**EXERCISE BRIEF**
Look through the records, and wherever the string "Reparar" turns up, copy out that line.

------------------------------

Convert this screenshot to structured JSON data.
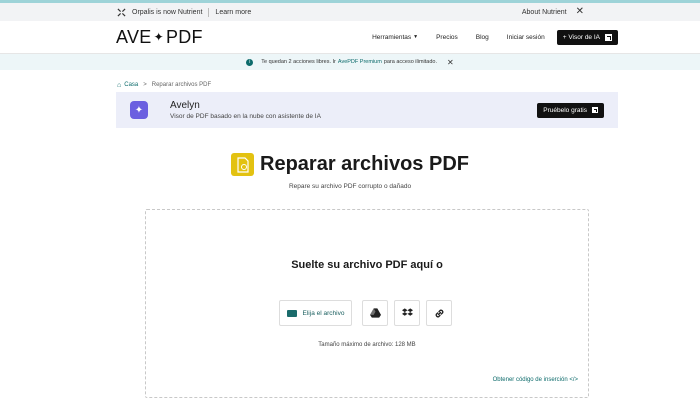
{
  "announce": {
    "brand_text": "Orpalis is now Nutrient",
    "learn_more": "Learn more",
    "about": "About Nutrient",
    "close": "✕"
  },
  "nav": {
    "brand_left": "AVE",
    "brand_star": "✦",
    "brand_right": "PDF",
    "tools": "Herramientas",
    "pricing": "Precios",
    "blog": "Blog",
    "login": "Iniciar sesión",
    "ai_viewer": "+ Visor de IA"
  },
  "notice": {
    "text_before": "Te quedan 2 acciones libres. Ir",
    "link": "AvePDF Premium",
    "text_after": "para acceso ilimitado.",
    "close": "✕"
  },
  "breadcrumb": {
    "home": "Casa",
    "arrow": ">",
    "current": "Reparar archivos PDF"
  },
  "promo": {
    "title": "Avelyn",
    "subtitle": "Visor de PDF basado en la nube con asistente de IA",
    "cta": "Pruébelo gratis"
  },
  "hero": {
    "title": "Reparar archivos PDF",
    "subtitle": "Repare su archivo PDF corrupto o dañado"
  },
  "drop": {
    "title": "Suelte su archivo PDF aquí o",
    "choose": "Elija el archivo",
    "max_size": "Tamaño máximo de archivo: 128 MB",
    "embed": "Obtener código de inserción </>"
  },
  "colors": {
    "accent": "#0d6b6b",
    "tool_icon": "#e3c211",
    "promo_bg": "#eceef9",
    "promo_icon": "#6b5fe0"
  }
}
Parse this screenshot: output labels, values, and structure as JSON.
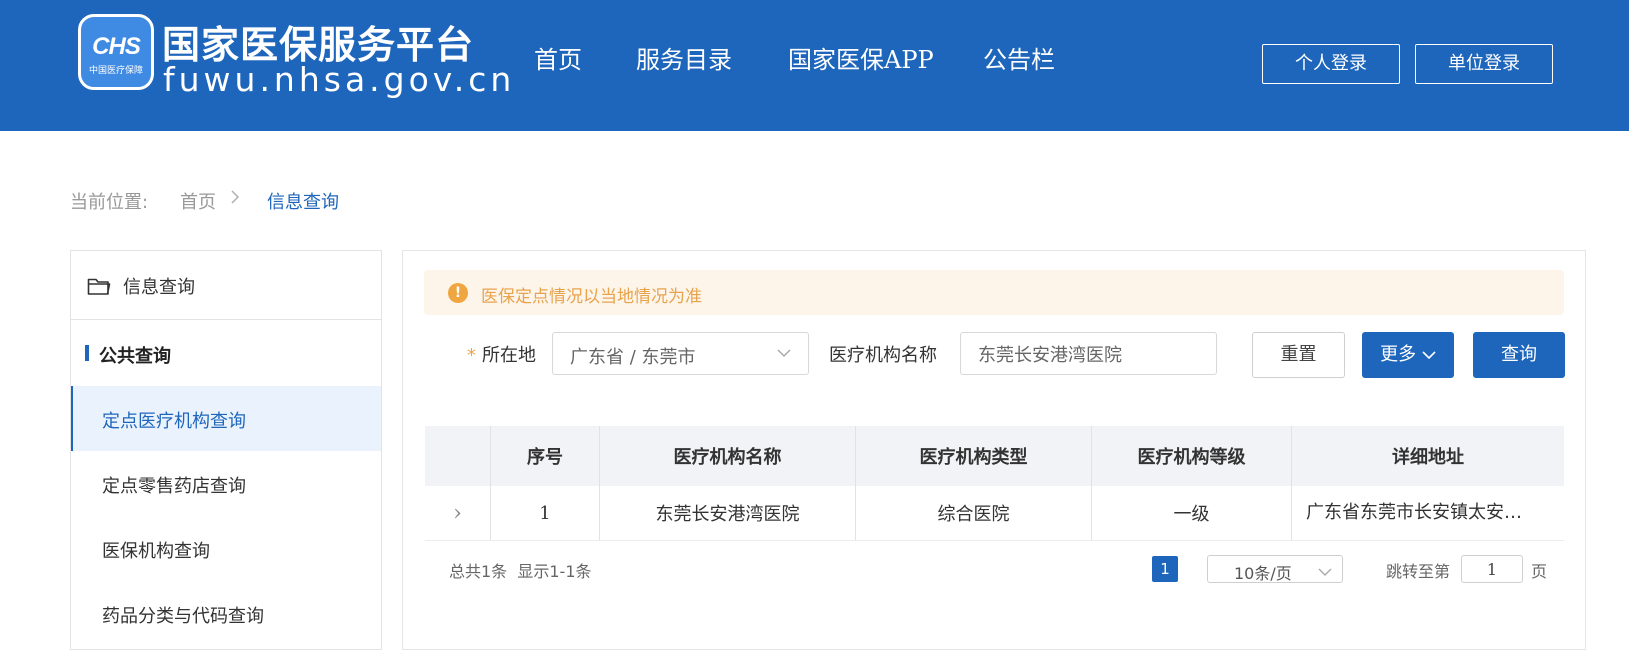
{
  "header": {
    "badge_text": "CHS",
    "badge_org": "中国医疗保障",
    "title": "国家医保服务平台",
    "url": "fuwu.nhsa.gov.cn",
    "nav": [
      "首页",
      "服务目录",
      "国家医保APP",
      "公告栏"
    ],
    "personal_login": "个人登录",
    "unit_login": "单位登录",
    "color": "#1e66bb"
  },
  "breadcrumb": {
    "label": "当前位置:",
    "home": "首页",
    "separator": ">",
    "current": "信息查询"
  },
  "sidebar": {
    "title": "信息查询",
    "group": "公共查询",
    "items": [
      "定点医疗机构查询",
      "定点零售药店查询",
      "医保机构查询",
      "药品分类与代码查询"
    ],
    "active_index": 0
  },
  "notice": {
    "icon": "!",
    "text": "医保定点情况以当地情况为准"
  },
  "filters": {
    "location_label": "所在地",
    "required_mark": "*",
    "location_value": "广东省 / 东莞市",
    "name_label": "医疗机构名称",
    "name_value": "东莞长安港湾医院",
    "reset": "重置",
    "more": "更多",
    "query": "查询"
  },
  "table": {
    "columns": [
      "",
      "序号",
      "医疗机构名称",
      "医疗机构类型",
      "医疗机构等级",
      "详细地址"
    ],
    "rows": [
      {
        "expand": "›",
        "index": "1",
        "name": "东莞长安港湾医院",
        "type": "综合医院",
        "level": "一级",
        "address": "广东省东莞市长安镇太安…"
      }
    ]
  },
  "pagination": {
    "total": "总共1条",
    "range": "显示1-1条",
    "current_page": "1",
    "page_size": "10条/页",
    "jump_label": "跳转至第",
    "jump_value": "1",
    "jump_unit": "页"
  }
}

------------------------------

**OUTPUT OF THE TASK**
    "current": "Reparar archivos PDF"
    "title": "Reparar archivos PDF",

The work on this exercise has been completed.